Wednesday, March 2, 2016

Rembrandt looking for a way out of the darkness

The critic must understand the terms of the antagonism. Every exceptional work was the result of a prolonged successful struggle. Innumerable works involved no struggle. There were also prolonged yet unsuccessful struggles.

To be an exception, a painter whose vision had been formed by this tradition, and who has probably studied as an apprentice or student from the age of sixteen, needed to recognize his vision for what it was, and then to separate it from the usage for which it has been developed. Single-handed he had to contest himself as a painter in a way that denied the seeing of a painter. This meant that he saw himself doing something that nobody else could foresee. The degree of effort required is suggested in two self-portraits by Rembrandt.

The first was painted in 1634, when he was twenty-eight; the second thirty years later. But the difference between them amounts to something more than the fact that age has changed the painter’s appearance and character.

The first painting occupies a special place in, as it were, the film of Rembrandt’s life.
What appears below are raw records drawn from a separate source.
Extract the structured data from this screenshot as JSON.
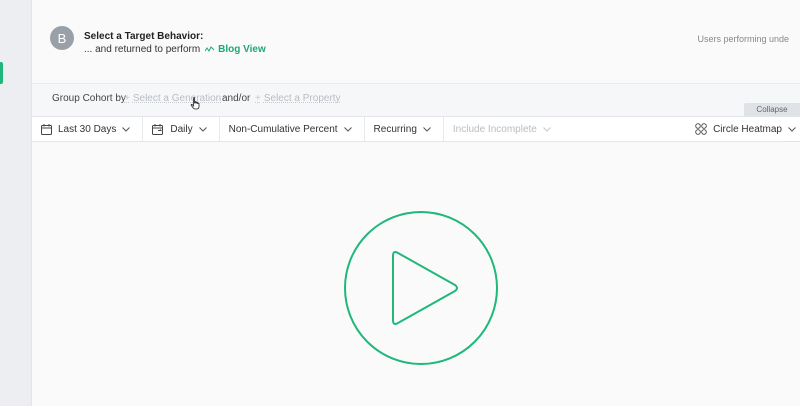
{
  "header": {
    "avatar_letter": "B",
    "title": "Select a Target Behavior:",
    "subtitle_prefix": "... and returned to perform",
    "event_name": "Blog View",
    "users_performing": "Users performing unde"
  },
  "cohort": {
    "label": "Group Cohort by",
    "generation_placeholder": "Select a Generation",
    "and_or": "and/or",
    "property_placeholder": "Select a Property",
    "collapse_label": "Collapse"
  },
  "toolbar": {
    "date_range": "Last 30 Days",
    "interval": "Daily",
    "metric": "Non-Cumulative Percent",
    "retention_type": "Recurring",
    "include_incomplete": "Include Incomplete",
    "view": "Circle Heatmap"
  },
  "colors": {
    "accent": "#1fb87a",
    "disabled_text": "#b9bdc3"
  },
  "icons": {
    "calendar": "calendar-icon",
    "calendar_interval": "calendar-arrow-icon",
    "chevron": "chevron-down-icon",
    "view": "circle-heatmap-icon",
    "play": "play-icon",
    "event": "trend-line-icon",
    "flag": "flag-icon"
  }
}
He painted it in the first year of his marriage. In it he is showing off Saskia, his bride. Within six years she will be dead. The painting is cited to sum up the so-called happy period of the artist’s life. Yet if one approaches it now without sentimentality, one sees that it employs the traditional methods for their traditional purposes. His individual style may be becoming recognizable. But it is no more than the style of a new performer playing a traditional role. The painting as a whole remains an advertisement for this sitter’s good fortune, prestige, and wealth. (In this case Rembrandt’s own.) And like all such advertisements it is heartless.

In the later painting he has turned the tradition against itself. He has wrested its language away from it. He is an old man. All has gone except a sense of the question of existence, of existence as a question. And the painter in him who is both more and less than the old man has found the means to express just that, using a medium which has been traditionally developed to exclude any such question.

At the age of sixty-three he died, looking, even by the standards of his time, very old. Drink, debts, and the death through the Plague of those nearest to him are amongst the explanations of the ravages done. But the self-portraits hint at something more. He grew old in a climate of economic fanaticism and indifference—not dissimilar to the climate of the period we are living through. The human could no longer simply be copied (as in the Renaissance), the human was no longer self-evident: it had to be found in the darkness. Rembrandt himself was obstinate, dogmatic, cunning, capable of a kind of brutality. Do not let us turn him into a saint. Yet he was looking for a way out of the darkness.
- John Berger

No comments:

Post a Comment